Why does my dog lick my cat frequently?
Dogs lick their feline friends for various reasons, including showing affection, grooming, tasting the unique scent of their fur, stress relief, seeking attention, and social play. It’s important to observe the context to understand the specific motivation behind your dog’s behavior.
What does it indicate when a dog constantly licks a cat?
If your dog consistently licks your cat, it may be attempting to show affection, engage in social grooming, or reinforce their bond. However, constant licking might also be a sign of anxiety or obsessive behavior, necessitating a closer look and potential intervention.
How should I react to my dog licking my cat?
Generally, if both animals seem comfortable and the licking is not excessive, it’s safe to allow the behavior. Monitor their interactions to ensure it’s mutual and positive. If the licking becomes obsessive or distressing for the cat, consider redirecting your dog’s attention or seeking advice from a professional.
Can dogs and cats bond through licking?

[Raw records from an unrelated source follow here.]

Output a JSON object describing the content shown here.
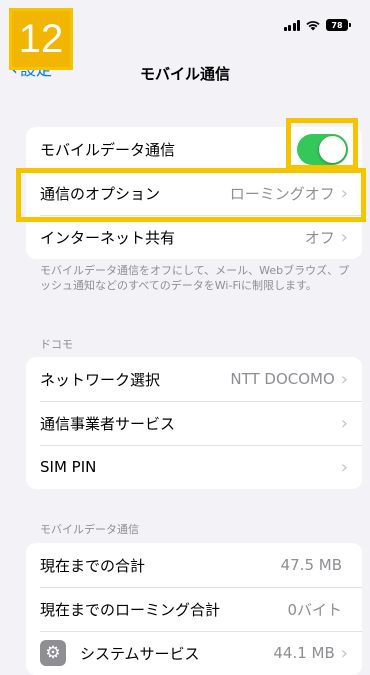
{
  "step_badge": "12",
  "status": {
    "battery": "78"
  },
  "nav": {
    "back_label": "設定",
    "title": "モバイル通信"
  },
  "group1": {
    "mobile_data_label": "モバイルデータ通信",
    "options_label": "通信のオプション",
    "options_value": "ローミングオフ",
    "hotspot_label": "インターネット共有",
    "hotspot_value": "オフ"
  },
  "note": "モバイルデータ通信をオフにして、メール、Webブラウズ、プッシュ通知などのすべてのデータをWi-Fiに制限します。",
  "carrier_header": "ドコモ",
  "carrier": {
    "network_label": "ネットワーク選択",
    "network_value": "NTT DOCOMO",
    "services_label": "通信事業者サービス",
    "simpin_label": "SIM PIN"
  },
  "usage_header": "モバイルデータ通信",
  "usage": {
    "current_label": "現在までの合計",
    "current_value": "47.5 MB",
    "roaming_label": "現在までのローミング合計",
    "roaming_value": "0バイト",
    "system_label": "システムサービス",
    "system_value": "44.1 MB"
  },
  "icons": {
    "chevron": "chevron-right-icon",
    "back": "chevron-left-icon",
    "system": "gear-icon"
  },
  "colors": {
    "highlight": "#f5c400",
    "toggle_on": "#34c759",
    "accent": "#007aff"
  }
}
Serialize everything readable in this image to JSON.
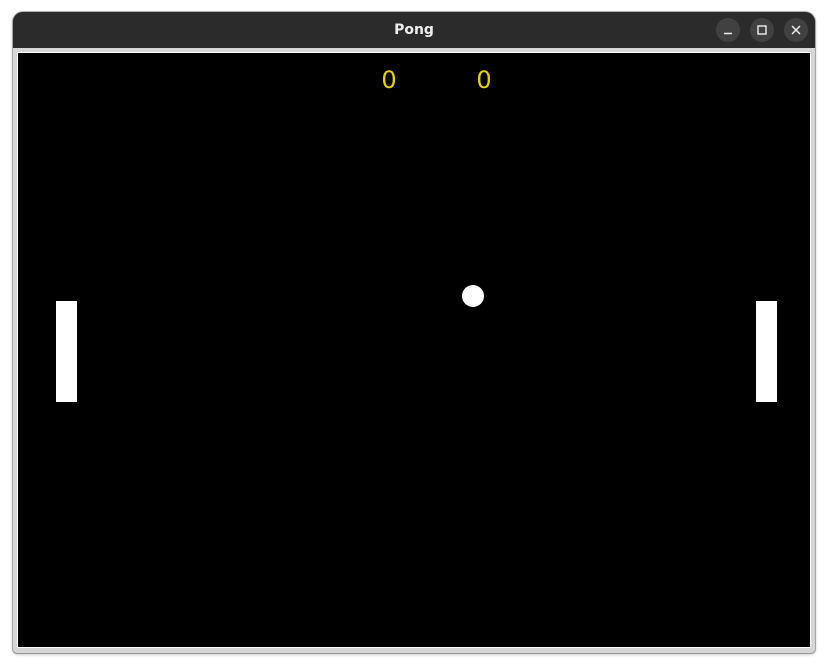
{
  "window": {
    "title": "Pong",
    "controls": {
      "minimize_icon": "minimize-icon",
      "maximize_icon": "maximize-icon",
      "close_icon": "close-icon"
    }
  },
  "game": {
    "score_left": "0",
    "score_right": "0",
    "colors": {
      "background": "#000000",
      "score": "#e6d200",
      "paddle": "#ffffff",
      "ball": "#ffffff"
    }
  }
}
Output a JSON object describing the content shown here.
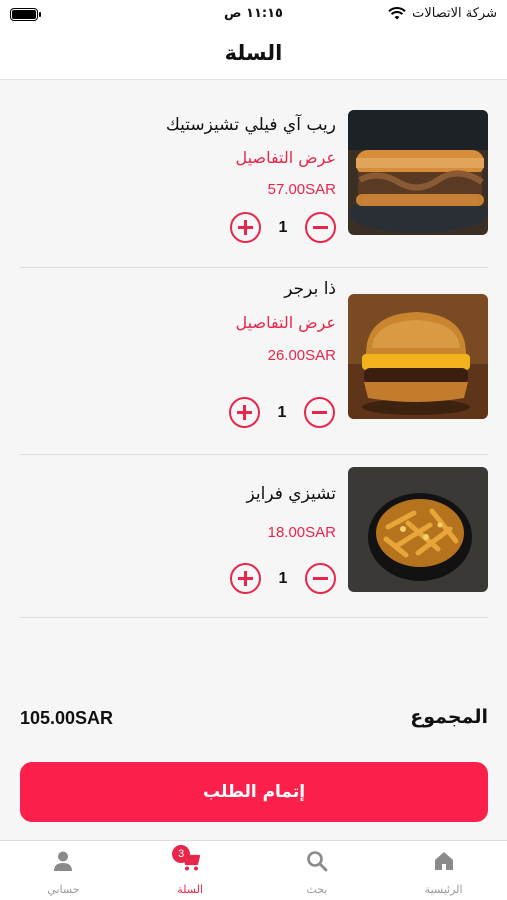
{
  "status_bar": {
    "carrier": "شركة الاتصالات",
    "time": "١١:١٥ ص"
  },
  "header": {
    "title": "السلة"
  },
  "cart": {
    "details_label": "عرض التفاصيل",
    "items": [
      {
        "name": "ريب آي فيلي تشيزستيك",
        "price": "57.00SAR",
        "quantity": "1",
        "image": "cheesesteak-sandwich"
      },
      {
        "name": "ذا برجر",
        "price": "26.00SAR",
        "quantity": "1",
        "image": "cheeseburger"
      },
      {
        "name": "تشيزي فرايز",
        "price": "18.00SAR",
        "quantity": "1",
        "image": "cheesy-fries"
      }
    ]
  },
  "summary": {
    "total_label": "المجموع",
    "total_value": "105.00SAR"
  },
  "checkout": {
    "label": "إتمام الطلب"
  },
  "tabbar": {
    "tabs": [
      {
        "label": "الرئيسية",
        "icon": "home-icon"
      },
      {
        "label": "بحث",
        "icon": "search-icon"
      },
      {
        "label": "السلة",
        "icon": "cart-icon",
        "badge": "3"
      },
      {
        "label": "حسابي",
        "icon": "user-icon"
      }
    ]
  },
  "colors": {
    "accent": "#e8264c",
    "button": "#fb1f4b"
  }
}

Yes, licking can be a part of the bonding process between dogs and cats. It’s a grooming behavior that can signify care and affection. However, it should be welcomed by the cat and not be excessively imposing or stress-inducing.
Dogs are social creatures that use licking as a way to communicate and establish social bonds. Cats may or may not accept this social gesture, depending on their individual personalities and past experiences with dogs.
Is licking a stress-relief behavior for dogs?
Yes, licking can serve as a stress-relief mechanism for dogs. It can also stimulate the release of endorphins, creating a calming effect. However, excessive licking as a form of stress relief should be addressed as it may indicate underlying anxiety.
When does dog licking behavior become a concern?
Licking becomes a concern when it is incessant, upsetting the cat, or potentially leading to skin problems due to over-grooming. Signs of distress from either animal indicate that it’s time to intervene and modify this behavior.
What can I do to manage my dog’s licking behavior?
You can manage your dog’s licking behavior by providing ample stimulation through play and exercise, setting clear boundaries, training alternative behaviors, and ensuring both pets have their own safe space. Consultation with a veterinarian or animal behaviorist may be beneficial if the behavior is excessive or problematic.
How can I tell if my cat is uncomfortable with my dog’s licking?
A cat that is uncomfortable might hiss, swat, avoid the dog, or exhibit changes in behavior such as hiding or increased grooming. Pay close attention to your cat’s body language and intervene if these or other signs of distress are evident.
Is it necessary to separate my dog and cat if the licking is too much?
If the licking becomes overwhelming and causes distress to your cat, it may be necessary to separate them temporarily and gradually reintroduce them with supervision. This allows time to assess the behavior and work on training or providing environmental enrichment.